Data about app and page elements:
——

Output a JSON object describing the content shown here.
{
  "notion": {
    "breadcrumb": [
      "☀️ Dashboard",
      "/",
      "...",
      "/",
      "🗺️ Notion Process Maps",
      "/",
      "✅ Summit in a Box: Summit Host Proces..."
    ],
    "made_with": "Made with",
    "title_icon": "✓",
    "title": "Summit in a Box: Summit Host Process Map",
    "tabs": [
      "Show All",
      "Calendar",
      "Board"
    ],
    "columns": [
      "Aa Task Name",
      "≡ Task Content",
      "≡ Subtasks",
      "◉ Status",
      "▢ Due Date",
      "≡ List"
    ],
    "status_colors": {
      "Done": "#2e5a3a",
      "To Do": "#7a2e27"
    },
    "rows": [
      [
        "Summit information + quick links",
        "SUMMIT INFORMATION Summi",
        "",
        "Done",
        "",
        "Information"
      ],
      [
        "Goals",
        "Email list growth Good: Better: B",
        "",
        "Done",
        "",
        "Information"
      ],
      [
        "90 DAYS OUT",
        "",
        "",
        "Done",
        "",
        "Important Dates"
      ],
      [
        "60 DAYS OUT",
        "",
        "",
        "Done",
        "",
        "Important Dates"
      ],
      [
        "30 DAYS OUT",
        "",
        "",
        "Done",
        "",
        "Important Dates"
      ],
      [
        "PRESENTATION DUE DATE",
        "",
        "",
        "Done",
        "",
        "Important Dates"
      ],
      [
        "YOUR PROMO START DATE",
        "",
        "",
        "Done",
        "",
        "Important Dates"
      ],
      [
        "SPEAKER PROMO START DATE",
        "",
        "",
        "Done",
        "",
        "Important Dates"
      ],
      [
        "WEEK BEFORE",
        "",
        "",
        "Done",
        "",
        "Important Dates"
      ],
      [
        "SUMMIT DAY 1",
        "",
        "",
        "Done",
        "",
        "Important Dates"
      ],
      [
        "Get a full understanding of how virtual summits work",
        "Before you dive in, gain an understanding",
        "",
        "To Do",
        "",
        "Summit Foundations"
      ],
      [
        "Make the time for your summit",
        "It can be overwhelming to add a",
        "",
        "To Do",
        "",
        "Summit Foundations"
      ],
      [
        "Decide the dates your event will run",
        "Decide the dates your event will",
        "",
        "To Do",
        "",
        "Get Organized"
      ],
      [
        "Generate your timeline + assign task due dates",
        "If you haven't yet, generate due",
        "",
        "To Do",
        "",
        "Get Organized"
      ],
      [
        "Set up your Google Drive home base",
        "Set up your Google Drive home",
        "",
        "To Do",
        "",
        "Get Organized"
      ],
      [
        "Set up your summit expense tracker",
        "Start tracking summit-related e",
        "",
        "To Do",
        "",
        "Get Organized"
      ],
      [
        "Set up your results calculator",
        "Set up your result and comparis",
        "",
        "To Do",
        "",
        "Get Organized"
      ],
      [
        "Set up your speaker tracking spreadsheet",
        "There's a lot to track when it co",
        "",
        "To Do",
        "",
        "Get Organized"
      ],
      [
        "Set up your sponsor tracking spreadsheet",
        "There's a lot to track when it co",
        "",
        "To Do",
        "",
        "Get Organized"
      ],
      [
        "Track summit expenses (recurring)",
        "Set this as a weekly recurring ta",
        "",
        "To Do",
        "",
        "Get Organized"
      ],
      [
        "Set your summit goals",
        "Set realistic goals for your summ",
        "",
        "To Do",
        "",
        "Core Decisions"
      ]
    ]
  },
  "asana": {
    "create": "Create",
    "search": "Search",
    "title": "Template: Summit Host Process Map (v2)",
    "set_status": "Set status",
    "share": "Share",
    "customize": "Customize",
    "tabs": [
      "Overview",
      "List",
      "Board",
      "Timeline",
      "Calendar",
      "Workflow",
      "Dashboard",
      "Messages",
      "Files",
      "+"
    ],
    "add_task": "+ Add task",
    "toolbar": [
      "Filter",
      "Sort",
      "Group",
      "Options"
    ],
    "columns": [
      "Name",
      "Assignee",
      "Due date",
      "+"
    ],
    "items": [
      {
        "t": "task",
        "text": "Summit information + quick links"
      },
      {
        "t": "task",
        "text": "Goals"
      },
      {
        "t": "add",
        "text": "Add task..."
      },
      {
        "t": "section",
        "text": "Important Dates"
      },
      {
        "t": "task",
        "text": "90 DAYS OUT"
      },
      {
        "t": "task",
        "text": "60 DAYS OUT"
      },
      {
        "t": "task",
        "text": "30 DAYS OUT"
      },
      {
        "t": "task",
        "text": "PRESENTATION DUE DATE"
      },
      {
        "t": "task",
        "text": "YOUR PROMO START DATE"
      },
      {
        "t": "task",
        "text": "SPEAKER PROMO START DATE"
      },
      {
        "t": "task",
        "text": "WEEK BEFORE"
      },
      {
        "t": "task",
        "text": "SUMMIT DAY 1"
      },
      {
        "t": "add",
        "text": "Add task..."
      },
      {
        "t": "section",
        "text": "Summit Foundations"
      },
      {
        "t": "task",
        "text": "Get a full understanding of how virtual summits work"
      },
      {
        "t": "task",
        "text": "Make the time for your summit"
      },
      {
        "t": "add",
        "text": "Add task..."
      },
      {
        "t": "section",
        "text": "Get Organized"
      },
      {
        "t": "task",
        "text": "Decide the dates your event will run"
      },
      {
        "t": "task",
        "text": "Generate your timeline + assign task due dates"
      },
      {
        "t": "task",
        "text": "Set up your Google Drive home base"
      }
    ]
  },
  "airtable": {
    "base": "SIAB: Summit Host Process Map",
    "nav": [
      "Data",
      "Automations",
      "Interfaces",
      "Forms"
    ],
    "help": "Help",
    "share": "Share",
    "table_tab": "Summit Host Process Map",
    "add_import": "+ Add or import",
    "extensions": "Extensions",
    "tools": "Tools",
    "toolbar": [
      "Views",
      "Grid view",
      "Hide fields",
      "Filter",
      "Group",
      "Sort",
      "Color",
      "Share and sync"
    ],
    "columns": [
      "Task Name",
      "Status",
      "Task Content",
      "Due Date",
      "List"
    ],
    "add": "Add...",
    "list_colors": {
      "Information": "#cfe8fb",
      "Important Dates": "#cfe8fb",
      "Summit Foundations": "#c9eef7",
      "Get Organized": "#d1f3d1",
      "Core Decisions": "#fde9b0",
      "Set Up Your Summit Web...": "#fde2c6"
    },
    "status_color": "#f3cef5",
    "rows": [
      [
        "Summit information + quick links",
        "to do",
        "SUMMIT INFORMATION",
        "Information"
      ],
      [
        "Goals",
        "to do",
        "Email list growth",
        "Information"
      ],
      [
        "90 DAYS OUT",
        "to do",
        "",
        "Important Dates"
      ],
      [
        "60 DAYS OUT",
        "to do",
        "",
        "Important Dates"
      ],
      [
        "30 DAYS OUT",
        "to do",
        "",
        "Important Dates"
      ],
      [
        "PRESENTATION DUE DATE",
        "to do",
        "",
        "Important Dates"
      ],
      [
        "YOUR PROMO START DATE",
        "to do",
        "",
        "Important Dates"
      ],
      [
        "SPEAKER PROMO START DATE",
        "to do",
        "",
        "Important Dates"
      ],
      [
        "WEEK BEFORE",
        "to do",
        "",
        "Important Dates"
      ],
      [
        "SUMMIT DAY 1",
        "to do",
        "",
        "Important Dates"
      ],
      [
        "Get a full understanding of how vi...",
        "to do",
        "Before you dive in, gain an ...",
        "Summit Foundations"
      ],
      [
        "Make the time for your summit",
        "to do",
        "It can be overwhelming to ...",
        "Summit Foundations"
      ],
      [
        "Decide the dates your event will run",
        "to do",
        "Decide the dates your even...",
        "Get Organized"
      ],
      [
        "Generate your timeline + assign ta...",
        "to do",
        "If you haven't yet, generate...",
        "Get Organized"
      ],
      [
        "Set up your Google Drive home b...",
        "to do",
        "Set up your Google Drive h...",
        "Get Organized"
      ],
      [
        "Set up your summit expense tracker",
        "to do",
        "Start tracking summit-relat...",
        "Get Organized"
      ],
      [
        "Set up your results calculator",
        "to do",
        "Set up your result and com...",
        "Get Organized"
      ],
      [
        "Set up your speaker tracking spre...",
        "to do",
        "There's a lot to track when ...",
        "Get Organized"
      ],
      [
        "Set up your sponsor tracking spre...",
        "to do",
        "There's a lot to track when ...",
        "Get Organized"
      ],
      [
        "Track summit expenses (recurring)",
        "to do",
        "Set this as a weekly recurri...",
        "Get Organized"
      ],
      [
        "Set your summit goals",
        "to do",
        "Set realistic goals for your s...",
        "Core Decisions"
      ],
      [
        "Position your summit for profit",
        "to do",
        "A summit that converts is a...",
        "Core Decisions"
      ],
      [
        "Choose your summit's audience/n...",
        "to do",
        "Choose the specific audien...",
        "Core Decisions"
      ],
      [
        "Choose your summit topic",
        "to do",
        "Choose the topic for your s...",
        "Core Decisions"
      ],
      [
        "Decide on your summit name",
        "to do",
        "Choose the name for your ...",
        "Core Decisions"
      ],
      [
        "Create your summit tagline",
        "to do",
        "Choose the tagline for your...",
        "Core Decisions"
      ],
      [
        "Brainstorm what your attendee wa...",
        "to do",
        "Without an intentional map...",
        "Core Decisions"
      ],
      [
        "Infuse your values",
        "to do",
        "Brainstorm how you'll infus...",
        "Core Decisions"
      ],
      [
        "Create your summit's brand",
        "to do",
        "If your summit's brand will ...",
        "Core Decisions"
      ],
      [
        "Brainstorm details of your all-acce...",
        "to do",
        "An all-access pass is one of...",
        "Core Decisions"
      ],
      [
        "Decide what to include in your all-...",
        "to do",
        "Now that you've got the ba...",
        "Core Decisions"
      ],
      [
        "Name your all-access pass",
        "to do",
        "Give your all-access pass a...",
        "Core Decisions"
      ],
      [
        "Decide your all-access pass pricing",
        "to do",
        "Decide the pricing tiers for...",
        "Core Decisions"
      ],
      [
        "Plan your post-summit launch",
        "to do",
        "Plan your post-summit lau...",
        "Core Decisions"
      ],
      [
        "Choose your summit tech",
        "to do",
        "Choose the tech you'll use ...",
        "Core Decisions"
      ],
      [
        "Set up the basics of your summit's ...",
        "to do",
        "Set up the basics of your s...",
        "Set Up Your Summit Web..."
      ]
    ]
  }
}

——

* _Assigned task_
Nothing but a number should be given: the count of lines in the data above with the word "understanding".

* _Answer box_
4